Sexual health is the state of being mentally, physically and socially comfortable with your sexuality. Everyone's definition of sexual health is personal, but here are a few universal tips anyone can practice:
Value who you are and what you want.
If you know yourself, you'll understand exactly what you want for you and your relationships with others. This means treating yourself like you're important and appreciating who you are. Start off by asking yourself these questions: What is my best quality? What is one thing that I do better than anyone else? What makes me unique? Once you begin answering these questions, really embrace your positive attributes. Valuing yourself helps others learn how to value you and helps you hold them accountable when they don't!
Make those uncomfortable conversations comfortable.
Being able to discuss what you want sexually and to talk about your experiences with health care providers is a vital part to practicing sexual health. This is a critical step in building and maintaining healthy relationships. Don't be afraid to ask questions and discuss any concerns you may have. At times, it can feel uneasy to simply talk about sex with close friends or partners. Certain conversations may feel like you're interrogating a person or that you're being interrogated -- don't worry; you're doing great! Sometimes simply acknowledging that these conversations can be awkward makes the conversation easier. Keep in mind your partner's communication styles and the best way to navigate the conversation to make your good intentions known.
Need specific tips for talking about your HIV status? Check out some thoughtful ideas here from our friends at POZ.
Add sexual health to your wellness routine.
This step is one of the most important! Sexual health needs to be a part of your wellness routine just like drinking water and exercising. That means going for a regular checkup with your doctor and being tested for STIs, including HIV, as often as you need depending on your sexual activity. Check out some guidance from the Centers for Disease Control and Prevention for STI and HIV screenings recommendations. Then, find a testing site near you at aidschicago.org/testing.
Figure out what ways you prefer to protect your body.
There are so many ways to practice a sexually healthy lifestyle, including internal condoms (a.k.a. female condoms), male condoms and PrEP. You know your sexual habits best. Explore what you like and educate yourself on all the opportunities out there.
Remember, sexual health and happiness are inextricably linked. There is no better time than now to stop being ashamed of sex and start having real conversations about sexual health! Celebrate the month of April (and forever) by pledging to have at least one shame-free and inclusive conversation about sex this month. Commit at aidschicago.org/pledge. Use these tips to help you get started.

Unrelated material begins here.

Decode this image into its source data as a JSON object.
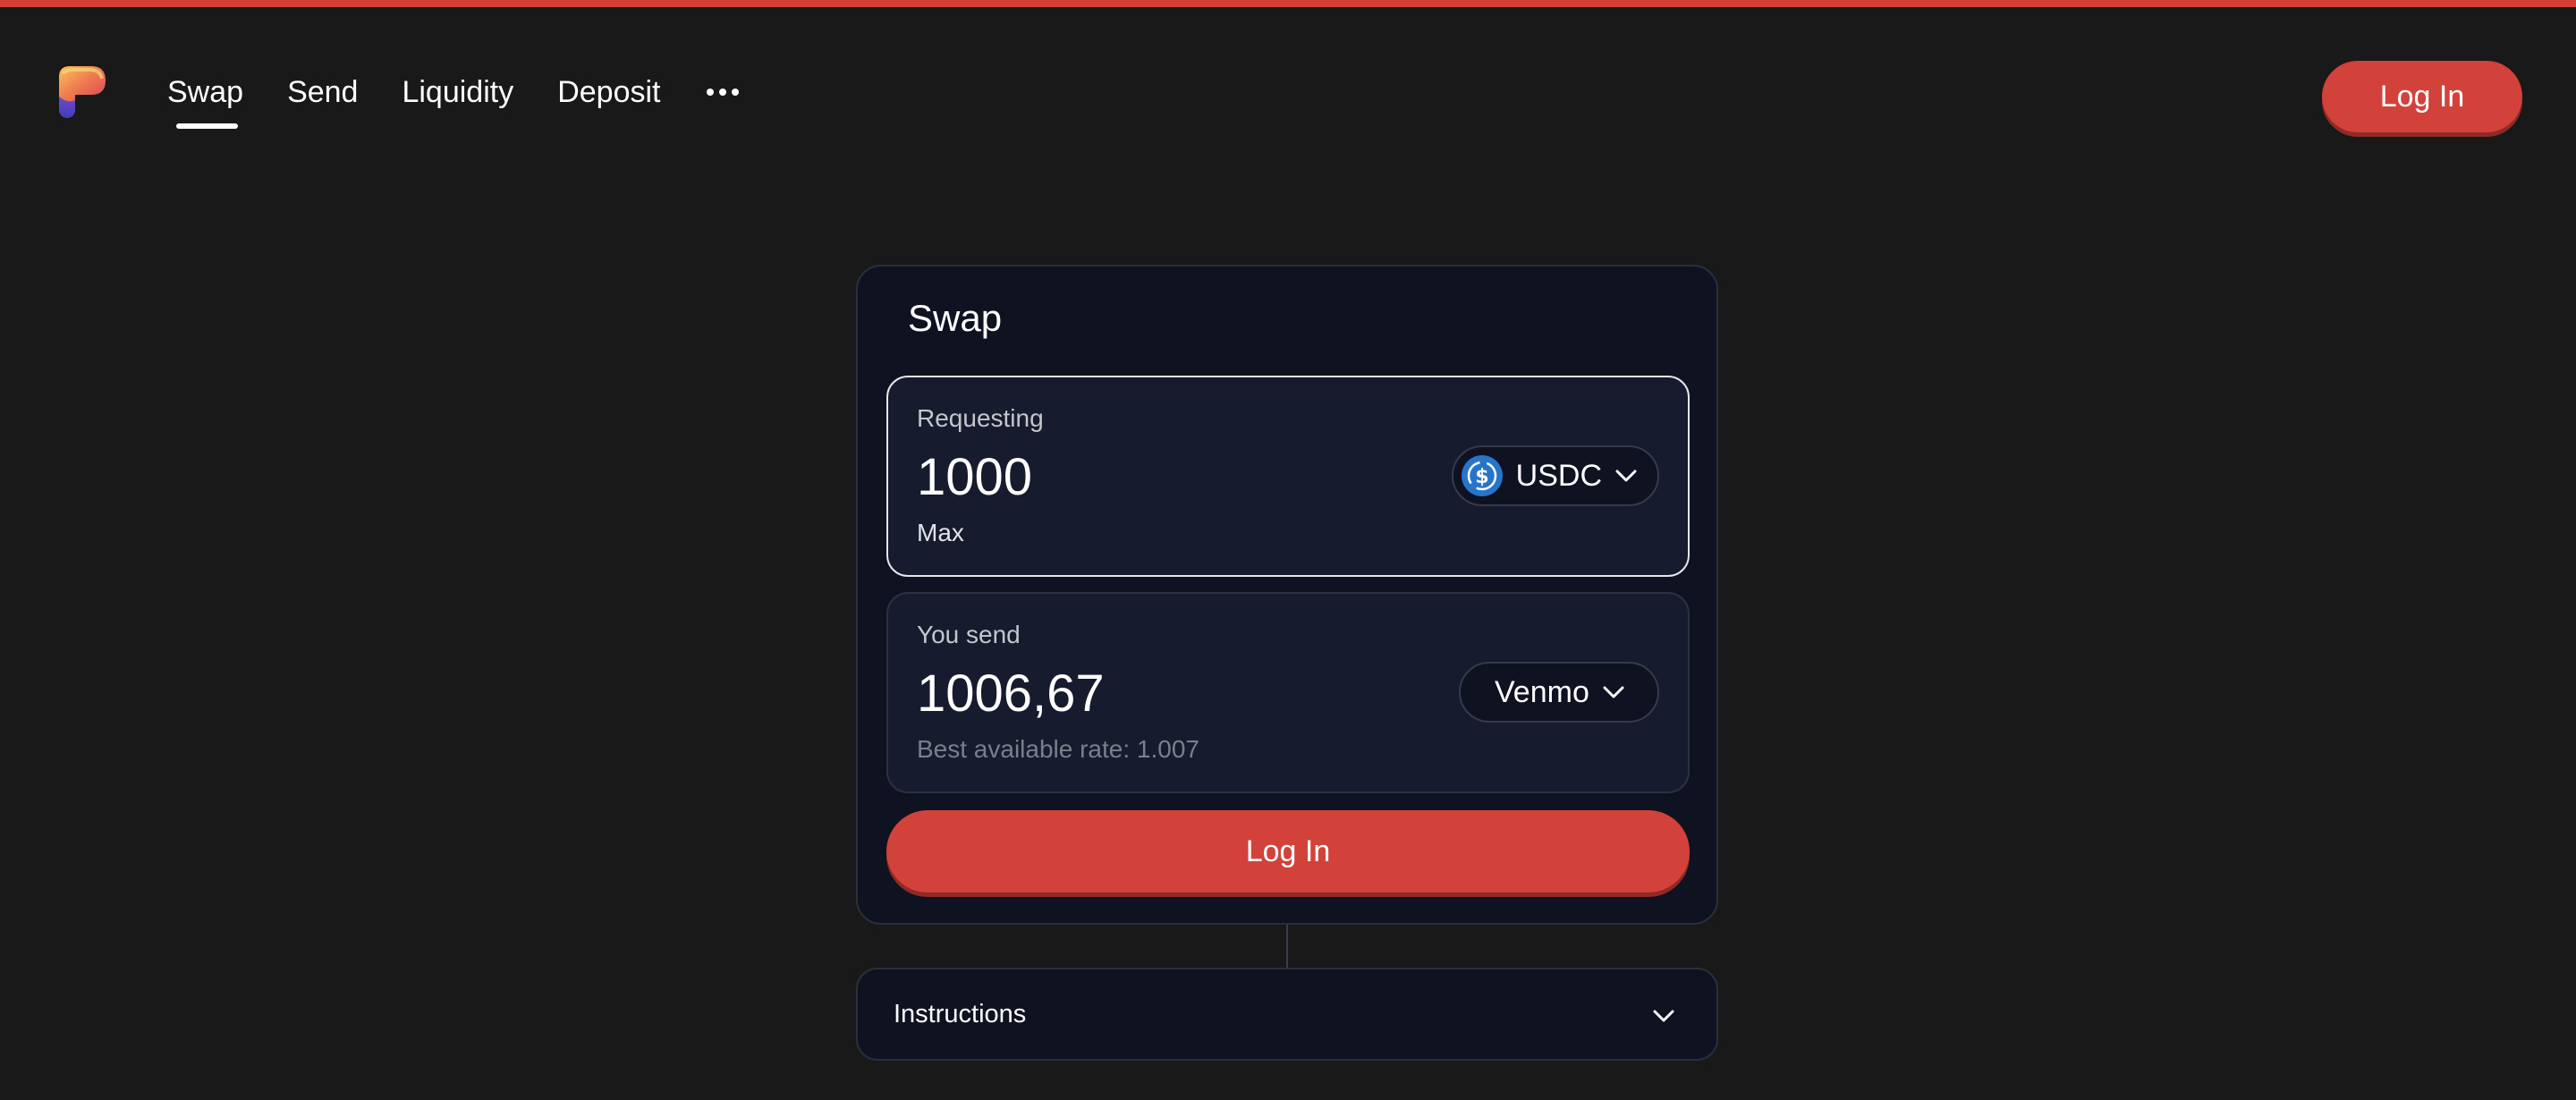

[Note from TheBody: This article was originally published by AIDS Foundation of Chicago on Apr. 13, 2018. We have cross-posted it with their permission.]